Transformations, curated by Anne Minich, features inventive works on paper by six artists. The show, at the stunning Episcopal Cathedral — whose high-vaulted ceilings and warm, ambient light provide an excellent venue for the project — presents the viewer with a process-centered take on works on paper.
Ditta Baron Hoeber’s handmade paper books show a progression of simple, small-scale line drawings. The series is unframed, and the individual pieces resemble studies. In her statement, the artist explains that working with the same model over time results in a process of “culling and sequencing.” This repetitive process is significant as Baron Hoeber’s focus is on the process of making art and the intermingling of this process with the life and person of the artist. Baron Hoeber juxtaposes these drawings with a more fully realized depiction of a woman at work. The effect is such that the line drawings seem to be still, while intensity and action resonate from the woman bent over her work.
On your journey through the large space of the Cathedral, Marcy Hermansader’s mysterious paper collages (if collages they can be called) follow Baron Hoeber’s works nicely. “Back through the stars” is composed of strips of black paper, spiraled and glued around one another. The black hue is almost palpable, while the texture of the paper adds visual depth and thickness, almost weight. Streaks of silver highlight the monochromatic lines of the piece, referencing stars whizzing past at high speed. Much like stargazing, the effect is mesmerizing and instantly evocative of thoughts of the unknown and the infinite. These calming works encourage a reflective quiet, which I truly appreciate.

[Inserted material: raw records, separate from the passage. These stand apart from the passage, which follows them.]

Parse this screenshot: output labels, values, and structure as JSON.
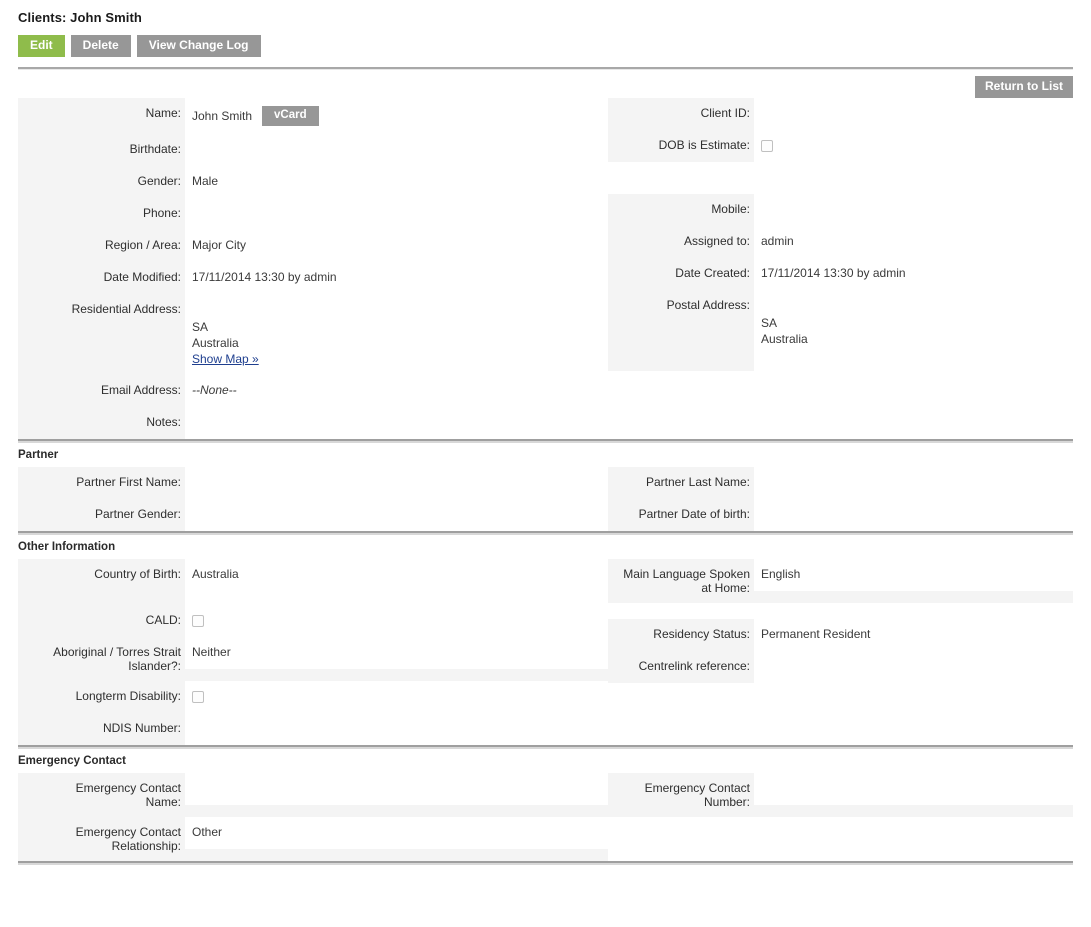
{
  "header": {
    "title": "Clients: John Smith",
    "buttons": [
      {
        "label": "Edit",
        "style": "green"
      },
      {
        "label": "Delete",
        "style": "grey"
      },
      {
        "label": "View Change Log",
        "style": "grey"
      }
    ],
    "return_to_list": "Return to List"
  },
  "colors": {
    "accent_green": "#8fbc4b",
    "button_grey": "#979797",
    "label_bg": "#f4f4f4",
    "link_blue": "#1f3f8f"
  },
  "details": {
    "left": {
      "name_label": "Name:",
      "name_value": "John Smith",
      "vcard_label": "vCard",
      "birthdate_label": "Birthdate:",
      "birthdate_value": "",
      "gender_label": "Gender:",
      "gender_value": "Male",
      "phone_label": "Phone:",
      "phone_value": "",
      "region_label": "Region / Area:",
      "region_value": "Major City",
      "date_modified_label": "Date Modified:",
      "date_modified_value": "17/11/2014 13:30 by admin",
      "residential_address_label": "Residential Address:",
      "residential_address_line1": "SA",
      "residential_address_line2": "Australia",
      "show_map_label": "Show Map »",
      "email_label": "Email Address:",
      "email_value": "--None--",
      "notes_label": "Notes:",
      "notes_value": ""
    },
    "right": {
      "client_id_label": "Client ID:",
      "client_id_value": "",
      "dob_estimate_label": "DOB is Estimate:",
      "mobile_label": "Mobile:",
      "mobile_value": "",
      "assigned_to_label": "Assigned to:",
      "assigned_to_value": "admin",
      "date_created_label": "Date Created:",
      "date_created_value": "17/11/2014 13:30 by admin",
      "postal_address_label": "Postal Address:",
      "postal_address_line1": "SA",
      "postal_address_line2": "Australia"
    }
  },
  "partner": {
    "heading": "Partner",
    "first_name_label": "Partner First Name:",
    "first_name_value": "",
    "gender_label": "Partner Gender:",
    "gender_value": "",
    "last_name_label": "Partner Last Name:",
    "last_name_value": "",
    "dob_label": "Partner Date of birth:",
    "dob_value": ""
  },
  "other_information": {
    "heading": "Other Information",
    "country_of_birth_label": "Country of Birth:",
    "country_of_birth_value": "Australia",
    "cald_label": "CALD:",
    "atsi_label_line1": "Aboriginal / Torres Strait",
    "atsi_label_line2": "Islander?:",
    "atsi_value": "Neither",
    "longterm_disability_label": "Longterm Disability:",
    "ndis_label": "NDIS Number:",
    "ndis_value": "",
    "language_label_line1": "Main Language Spoken",
    "language_label_line2": "at Home:",
    "language_value": "English",
    "residency_label": "Residency Status:",
    "residency_value": "Permanent Resident",
    "centrelink_label": "Centrelink reference:",
    "centrelink_value": ""
  },
  "emergency_contact": {
    "heading": "Emergency Contact",
    "name_label_line1": "Emergency Contact",
    "name_label_line2": "Name:",
    "name_value": "",
    "relationship_label_line1": "Emergency Contact",
    "relationship_label_line2": "Relationship:",
    "relationship_value": "Other",
    "number_label_line1": "Emergency Contact",
    "number_label_line2": "Number:",
    "number_value": ""
  }
}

Bruce Pollock’s site-specific scroll fuses geometric and natural image, a nice transition from the decidedly organic pieces by Hermansader and Baron Hoeber. Interested in fractals for their endless possible permutations, Pollock states that circles and polygons form the cornerstone of his recent work. The notion of the infinite contained within the finite limits of two-dimensional representation is an interesting play of concepts. His scroll depicts a tree-like form that visually references genealogical diagrams, suggesting a sort of established course or flow.
Incorporating old and new, works by Emily Brown and Susan Hambleton’s play nicely off of each other. Brown brought incomplete, saved works to new life in her ink drawings. These works felt very close and personal, as though a friend had shown me a sketchbook, which she has shown to no one else. The pieces that utilized her old works suggest growth with the passing of time, necessary for art to continue. “Closer,” an extremely close view of leaves of grass, was especially intimate and expressive of a desire to know the subject better. Not just to draw, but also to see.
Susan Hambleton nods to the printing press with her use of photographic collage layered with monoprint drawings. “Hold Still 23” depicts a woman dressed in Victorian style standing on a bicycle, with a letter “Z” in bold type by her chest. This moment of encapsulated tension (the woman about to take off on her bike) seems to point to the intellectual explosion caused by the introduction of the printing press into society. Another work, “Orange” shows a reclining female form bathed in orange light, accentuating the sensuality of the pose and referencing the warmth of skin.
The intricate, narrative drawings of Marilyn Holsing closely resemble pointillism in their rendering. The strokes of the pen are so precise that the visual effect results in something like extravagant, textured tapestry. Holsing presents the viewer with an imaginary vignette of the life of a young girl. In “Marilyn Thwarted,” two young girls stand amidst a lavish landscape, presumably moments after a youthful prank of which Marilyn is on the receiving end, her face in her hands in a pose of defeat. These drawings remind me of Grimm’s Fairy tales, at once lively and serious. The title suggests a level of self-reflection of the artist implicit of personal growth.
Transformations will be on display at the Episcopal Cathedral in the University City section of Philadelphia until Sunday, September 30. More information can be found by visiting their website.